#### Exercise input
****************

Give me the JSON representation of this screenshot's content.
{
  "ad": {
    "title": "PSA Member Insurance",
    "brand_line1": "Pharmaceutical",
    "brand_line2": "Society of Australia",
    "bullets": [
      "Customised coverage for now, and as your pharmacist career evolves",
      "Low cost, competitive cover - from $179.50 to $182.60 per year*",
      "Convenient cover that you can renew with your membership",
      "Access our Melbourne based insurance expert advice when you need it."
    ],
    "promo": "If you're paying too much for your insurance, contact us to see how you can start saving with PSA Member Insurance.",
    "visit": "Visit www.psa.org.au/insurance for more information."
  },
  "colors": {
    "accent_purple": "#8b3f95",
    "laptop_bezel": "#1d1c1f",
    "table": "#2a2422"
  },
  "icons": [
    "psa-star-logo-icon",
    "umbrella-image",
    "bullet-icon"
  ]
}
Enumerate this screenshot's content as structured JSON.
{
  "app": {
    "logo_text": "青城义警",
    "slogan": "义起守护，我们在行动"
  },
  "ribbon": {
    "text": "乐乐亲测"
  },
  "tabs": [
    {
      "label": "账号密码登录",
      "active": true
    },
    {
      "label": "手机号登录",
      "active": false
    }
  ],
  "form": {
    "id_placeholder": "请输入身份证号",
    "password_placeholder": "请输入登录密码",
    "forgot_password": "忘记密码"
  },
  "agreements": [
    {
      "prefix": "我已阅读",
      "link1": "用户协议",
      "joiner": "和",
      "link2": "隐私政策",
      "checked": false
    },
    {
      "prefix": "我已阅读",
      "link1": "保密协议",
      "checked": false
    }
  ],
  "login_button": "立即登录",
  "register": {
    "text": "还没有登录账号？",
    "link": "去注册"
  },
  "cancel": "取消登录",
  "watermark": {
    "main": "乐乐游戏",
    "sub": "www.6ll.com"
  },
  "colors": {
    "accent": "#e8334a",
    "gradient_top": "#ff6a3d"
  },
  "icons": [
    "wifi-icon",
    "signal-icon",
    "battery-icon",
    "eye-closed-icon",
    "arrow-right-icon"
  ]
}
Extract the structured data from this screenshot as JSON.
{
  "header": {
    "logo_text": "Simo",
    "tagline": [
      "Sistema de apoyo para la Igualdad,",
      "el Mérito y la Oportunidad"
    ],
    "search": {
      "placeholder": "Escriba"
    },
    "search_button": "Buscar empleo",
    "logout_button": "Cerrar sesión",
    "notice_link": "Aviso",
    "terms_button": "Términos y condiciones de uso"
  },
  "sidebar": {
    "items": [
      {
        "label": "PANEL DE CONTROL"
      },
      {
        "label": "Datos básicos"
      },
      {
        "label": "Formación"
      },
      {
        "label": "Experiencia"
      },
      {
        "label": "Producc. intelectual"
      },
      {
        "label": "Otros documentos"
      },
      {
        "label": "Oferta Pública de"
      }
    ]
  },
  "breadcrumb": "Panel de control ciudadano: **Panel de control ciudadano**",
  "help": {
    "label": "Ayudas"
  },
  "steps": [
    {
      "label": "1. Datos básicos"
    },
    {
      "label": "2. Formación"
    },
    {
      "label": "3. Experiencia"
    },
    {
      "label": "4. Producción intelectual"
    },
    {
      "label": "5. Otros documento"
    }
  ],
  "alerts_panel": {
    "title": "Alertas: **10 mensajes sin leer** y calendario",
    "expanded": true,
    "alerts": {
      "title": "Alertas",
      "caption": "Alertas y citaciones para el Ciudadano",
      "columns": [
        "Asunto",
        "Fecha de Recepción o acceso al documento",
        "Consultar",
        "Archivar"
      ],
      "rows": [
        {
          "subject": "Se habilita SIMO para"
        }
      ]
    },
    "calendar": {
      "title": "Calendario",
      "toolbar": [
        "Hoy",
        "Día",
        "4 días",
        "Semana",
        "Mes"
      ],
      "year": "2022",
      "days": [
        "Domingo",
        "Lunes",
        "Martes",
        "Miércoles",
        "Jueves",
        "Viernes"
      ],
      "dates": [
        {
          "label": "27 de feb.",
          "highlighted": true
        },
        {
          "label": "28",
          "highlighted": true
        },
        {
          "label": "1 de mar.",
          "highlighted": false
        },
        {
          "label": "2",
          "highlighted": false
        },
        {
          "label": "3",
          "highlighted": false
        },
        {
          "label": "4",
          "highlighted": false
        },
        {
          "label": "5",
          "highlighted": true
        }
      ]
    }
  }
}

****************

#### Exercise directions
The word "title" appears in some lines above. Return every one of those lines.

#### Result of this task
    "title": "PSA Member Insurance",
    "title": "Alertas: **10 mensajes sin leer** y calendario",
      "title": "Alertas",
      "title": "Calendario",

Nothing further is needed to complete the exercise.